Henry I had quite a collection of exotic animals including a porcupine and some hyaenas which he kept at Woodstock. Thankfully he built a large wall around it. The local population may initially have thought that he was establishing a deer park – so it may have come as something as a shock when the hyaenas arrived with the lions, leopards and camels. Henry arranged for fodder to be strewn for his non carnivorous pets by Henry de La Wade of Stanton Harcourt who also came to have responsibility for the royal falcons.
Which leaves us with the porcupine. It was a gift from William V of Montpellier who had gone on the First Crusade. Medieval bestiaries describe porcupines using their quills to spear fruit.
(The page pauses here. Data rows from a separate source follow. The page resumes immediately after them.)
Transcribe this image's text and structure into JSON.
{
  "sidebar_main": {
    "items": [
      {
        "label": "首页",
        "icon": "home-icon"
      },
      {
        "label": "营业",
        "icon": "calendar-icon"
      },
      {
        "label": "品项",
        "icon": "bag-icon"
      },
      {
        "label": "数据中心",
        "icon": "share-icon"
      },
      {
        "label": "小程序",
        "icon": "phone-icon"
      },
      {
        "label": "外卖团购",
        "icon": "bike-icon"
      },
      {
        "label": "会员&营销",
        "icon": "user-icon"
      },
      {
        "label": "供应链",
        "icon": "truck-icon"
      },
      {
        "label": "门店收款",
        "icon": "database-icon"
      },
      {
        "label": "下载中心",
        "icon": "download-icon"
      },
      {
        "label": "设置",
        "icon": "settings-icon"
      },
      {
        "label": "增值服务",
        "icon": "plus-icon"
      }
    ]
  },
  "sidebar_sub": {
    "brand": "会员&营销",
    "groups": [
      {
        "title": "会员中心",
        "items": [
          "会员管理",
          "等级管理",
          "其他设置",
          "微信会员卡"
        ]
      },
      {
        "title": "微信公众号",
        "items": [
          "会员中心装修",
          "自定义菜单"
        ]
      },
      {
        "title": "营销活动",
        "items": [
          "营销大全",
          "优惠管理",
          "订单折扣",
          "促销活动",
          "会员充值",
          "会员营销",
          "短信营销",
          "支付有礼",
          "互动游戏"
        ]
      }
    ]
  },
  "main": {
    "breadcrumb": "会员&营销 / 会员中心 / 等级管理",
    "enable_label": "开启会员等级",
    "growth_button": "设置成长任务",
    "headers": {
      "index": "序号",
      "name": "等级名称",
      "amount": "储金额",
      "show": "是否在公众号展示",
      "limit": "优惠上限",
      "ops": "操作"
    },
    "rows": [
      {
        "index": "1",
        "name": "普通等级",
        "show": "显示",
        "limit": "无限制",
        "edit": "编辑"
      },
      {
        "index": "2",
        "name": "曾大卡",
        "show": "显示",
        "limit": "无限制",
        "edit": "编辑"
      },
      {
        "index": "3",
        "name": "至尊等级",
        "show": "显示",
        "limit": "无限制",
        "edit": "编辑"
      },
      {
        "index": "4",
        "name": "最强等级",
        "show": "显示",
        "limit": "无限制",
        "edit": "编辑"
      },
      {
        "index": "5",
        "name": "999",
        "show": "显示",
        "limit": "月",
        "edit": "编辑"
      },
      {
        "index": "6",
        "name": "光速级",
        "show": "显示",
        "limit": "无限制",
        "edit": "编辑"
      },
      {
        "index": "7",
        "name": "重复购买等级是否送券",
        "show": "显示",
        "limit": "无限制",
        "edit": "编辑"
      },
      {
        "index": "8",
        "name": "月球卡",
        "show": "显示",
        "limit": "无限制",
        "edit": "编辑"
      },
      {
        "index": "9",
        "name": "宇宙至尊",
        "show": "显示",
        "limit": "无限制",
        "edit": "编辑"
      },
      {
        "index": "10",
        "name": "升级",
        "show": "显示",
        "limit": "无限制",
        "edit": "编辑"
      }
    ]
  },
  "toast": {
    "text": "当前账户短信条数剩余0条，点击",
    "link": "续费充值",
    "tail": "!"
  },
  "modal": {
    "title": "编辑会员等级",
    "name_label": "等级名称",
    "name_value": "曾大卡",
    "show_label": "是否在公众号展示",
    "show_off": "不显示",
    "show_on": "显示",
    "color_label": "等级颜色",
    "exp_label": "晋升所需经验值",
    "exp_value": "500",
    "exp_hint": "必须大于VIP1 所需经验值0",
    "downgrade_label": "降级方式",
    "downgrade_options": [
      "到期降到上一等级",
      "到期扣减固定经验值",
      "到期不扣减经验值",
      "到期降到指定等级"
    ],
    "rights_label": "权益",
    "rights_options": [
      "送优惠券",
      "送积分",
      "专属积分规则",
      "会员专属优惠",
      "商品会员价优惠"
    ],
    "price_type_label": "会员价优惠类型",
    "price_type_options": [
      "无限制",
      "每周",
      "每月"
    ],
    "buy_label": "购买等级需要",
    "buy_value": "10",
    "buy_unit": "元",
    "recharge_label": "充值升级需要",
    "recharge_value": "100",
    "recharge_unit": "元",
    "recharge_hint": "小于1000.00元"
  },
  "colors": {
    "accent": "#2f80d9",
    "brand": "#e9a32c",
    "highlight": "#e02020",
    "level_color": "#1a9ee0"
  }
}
They were also symbolic of sin -the fleshly ones apparently so an eminently suitable pet for womanising King Henry I. If you don’t fancy that particular sin othe bestiaries pinned avarice and covetousness on the porcupine and hedgehog – all those spikes collecting up everything around it.
Henry III would develop the menagerie Woodstock to form the basis of his own menagerie at the Tower of London which was initially founded by King John.
Grigson, Caroline, Menagerie: The History of Exotic Animals in England, 1100-1837, (Oxford University Press, Oxford 2016)
Poole, Austin Lane, From Domesday book to Magna Carta, 1087-1216 (Oxford University Press, Oxford, 1951)